That said, it should be acknowledged that the anthology as a whole contributes substantively to the discipline of philosophy, as was surely its primary objective. The best of its chapters do so in one or both of two ways: by deepening our understanding of Wittgenstein's methodology, and by illustrating how that methodology can be applied to current philosophical problems. From this (largely philosophical) point of view, the volume is valuable specifically in terms of bringing the research of Wittgenstein scholars from the Spanish- and Portuguese-speaking world to the attention of an English-speaking audience. But this also leads to a final criticism. From a scholarly point of view, the volume is lacking in several ways: It contains no index; there is virtually no information about the contributors (which would have been particularly helpful in this case); and many essays in it are littered with typos and other typographic errors, i.e., the proof-reading was of poor quality.

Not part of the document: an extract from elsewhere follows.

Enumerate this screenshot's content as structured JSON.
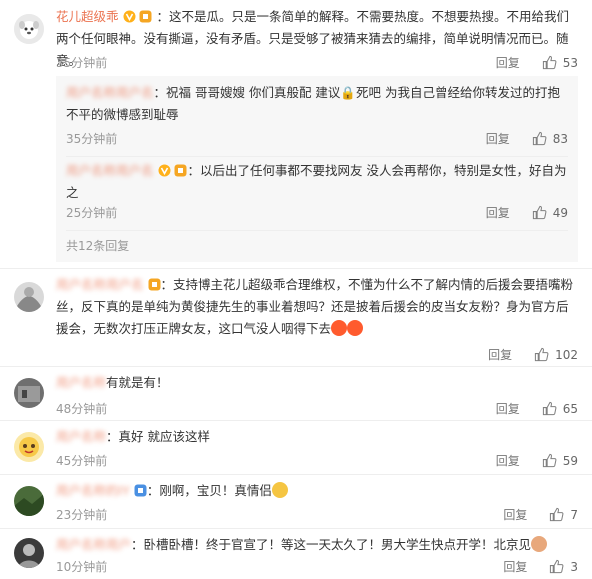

It is to be hoped that future books in the Aporia series, of which this is the first installment, will be significantly improved in those respects.

[1] Several of the essays in the volume are translations from other languages (including one from Basque), but not always adequate translations. Some of the English essays contain long quotations from Wittgenstein in the original German, which limits their value for readers not fluent in German.

[2] In his introduction, Jesús Padilla Gálvez points towards the twentieth-century German school of "philosophical anthropology" (Scheler, Plessner, Gehlen, etc.). But few of the other authors make contact with that particular tradition; most understand the term in a broader, vaguer sense.

[3] Cf. Clifford Geertz, The Interpretation of Cultures, Basic Books, 1973, and Local Knowledge: Further Essays in Interpretive Anthropology, Basic Books, 1983. For later work by anthropologists in which the connection to Wittgenstein is explored, see Mark Whitaker, "Ethnography as Learning: A Wittgensteinian Approach to Writing Ethnographic Accounts", Anthropological Quarterly 69 (1996), 1-13, and Veena Das, "Wittgenstein and Anthropology", Annual Review of Anthropology 27 (1998), 171-195.

[4] As Padilla Gálvez writes in his introduction:

Representatives of philosophical anthropology [at the beginning of the twentieth century] just had ceased considering rationality as the ultimate explanation of human thinking and action. Rationality is rather determined by the biological and social conditions in which the lives of human beings are embedded (p. 7).

The naturalist side of "philosophical anthropology" is emphasized strongly here, and this finds echoes, in a variety of ways, in other essays.